What is required: Show every line in the entries below where the word "Busqueda" appears.
....................
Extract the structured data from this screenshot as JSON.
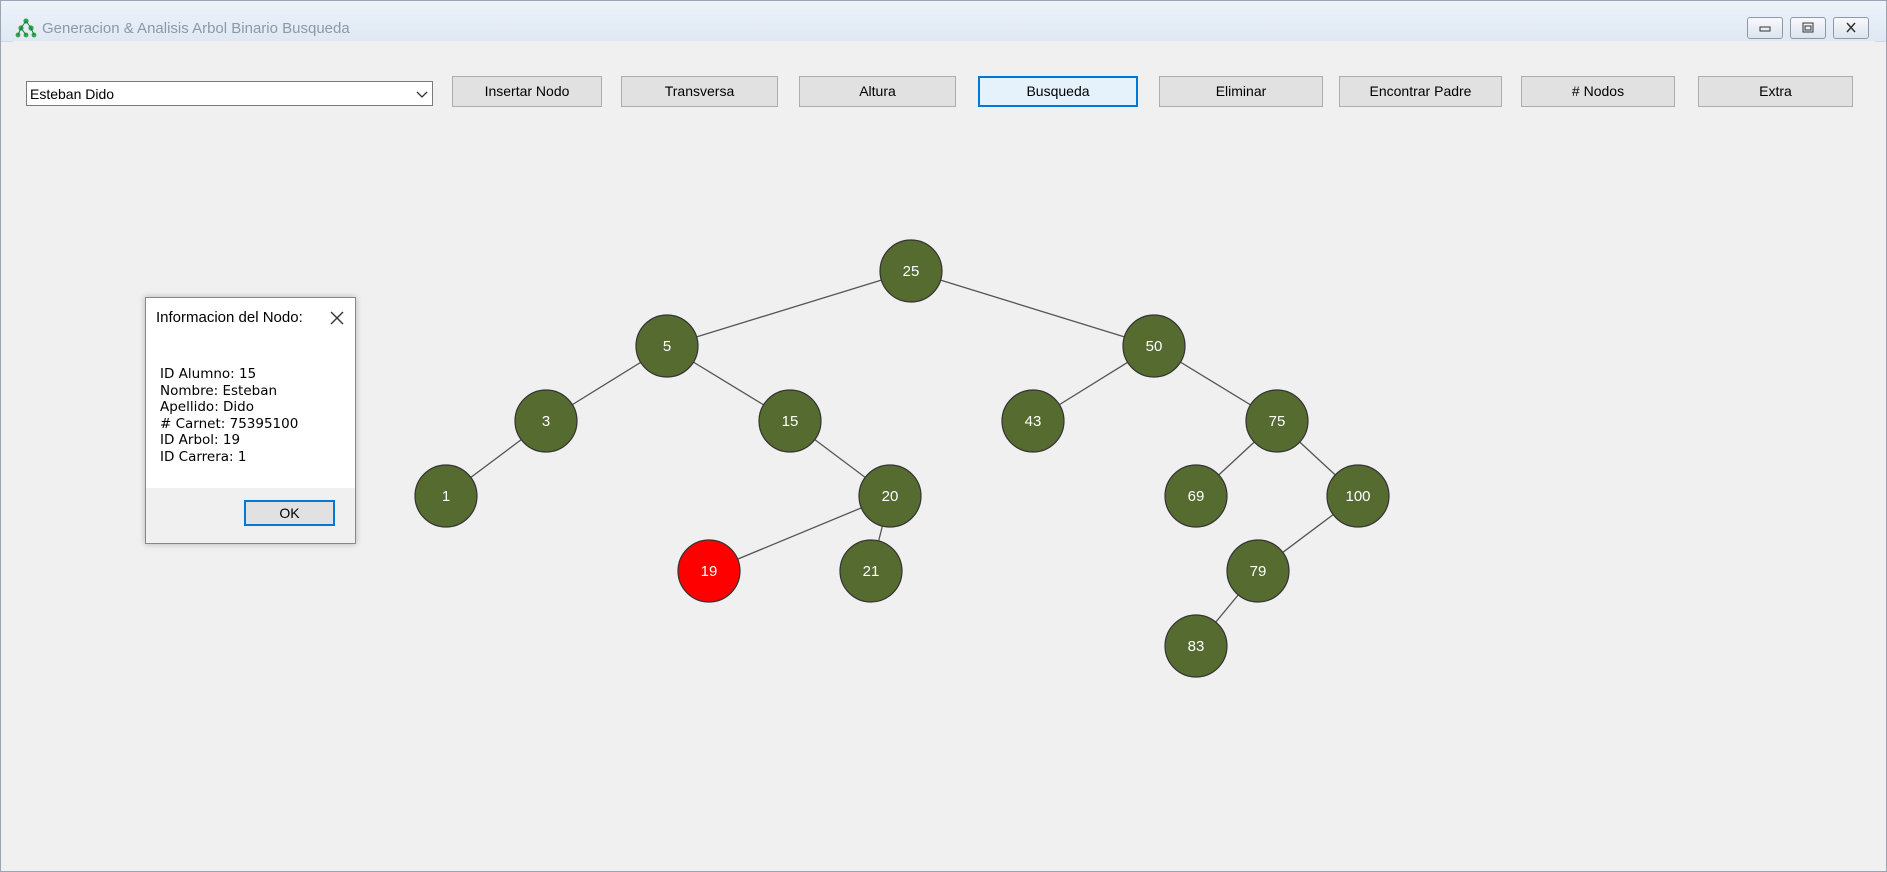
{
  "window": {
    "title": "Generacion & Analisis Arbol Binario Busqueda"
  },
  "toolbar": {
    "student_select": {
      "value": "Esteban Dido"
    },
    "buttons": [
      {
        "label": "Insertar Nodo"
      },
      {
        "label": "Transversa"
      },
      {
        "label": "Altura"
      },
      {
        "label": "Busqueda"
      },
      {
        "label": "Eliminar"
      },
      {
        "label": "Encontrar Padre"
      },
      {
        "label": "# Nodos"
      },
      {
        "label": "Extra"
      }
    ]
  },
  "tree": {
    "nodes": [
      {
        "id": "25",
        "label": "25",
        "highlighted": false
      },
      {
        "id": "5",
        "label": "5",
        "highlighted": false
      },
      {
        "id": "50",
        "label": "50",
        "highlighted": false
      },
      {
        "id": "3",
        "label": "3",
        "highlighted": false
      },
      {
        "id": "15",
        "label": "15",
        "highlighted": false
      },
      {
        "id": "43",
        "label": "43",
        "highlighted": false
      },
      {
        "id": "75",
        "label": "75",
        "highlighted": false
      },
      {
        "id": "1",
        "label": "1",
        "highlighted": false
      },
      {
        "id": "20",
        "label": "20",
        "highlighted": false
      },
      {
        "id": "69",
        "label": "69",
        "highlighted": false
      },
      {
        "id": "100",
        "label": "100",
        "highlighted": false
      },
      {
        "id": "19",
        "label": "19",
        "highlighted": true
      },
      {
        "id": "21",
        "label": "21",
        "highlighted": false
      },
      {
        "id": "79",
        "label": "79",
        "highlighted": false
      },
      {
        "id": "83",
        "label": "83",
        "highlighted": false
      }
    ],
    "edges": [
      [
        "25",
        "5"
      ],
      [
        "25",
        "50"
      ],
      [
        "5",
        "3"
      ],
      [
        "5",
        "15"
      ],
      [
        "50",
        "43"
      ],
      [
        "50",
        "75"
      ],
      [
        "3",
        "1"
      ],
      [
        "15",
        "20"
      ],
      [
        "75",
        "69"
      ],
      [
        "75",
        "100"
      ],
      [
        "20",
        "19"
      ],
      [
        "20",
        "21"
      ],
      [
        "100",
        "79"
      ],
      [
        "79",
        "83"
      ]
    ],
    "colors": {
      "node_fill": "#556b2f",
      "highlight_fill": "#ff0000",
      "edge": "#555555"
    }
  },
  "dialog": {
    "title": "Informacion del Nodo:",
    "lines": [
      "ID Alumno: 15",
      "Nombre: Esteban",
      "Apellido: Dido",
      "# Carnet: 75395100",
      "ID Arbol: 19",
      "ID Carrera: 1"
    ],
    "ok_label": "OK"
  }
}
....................
Solved problem:
    "title": "Generacion & Analisis Arbol Binario Busqueda"
        "label": "Busqueda"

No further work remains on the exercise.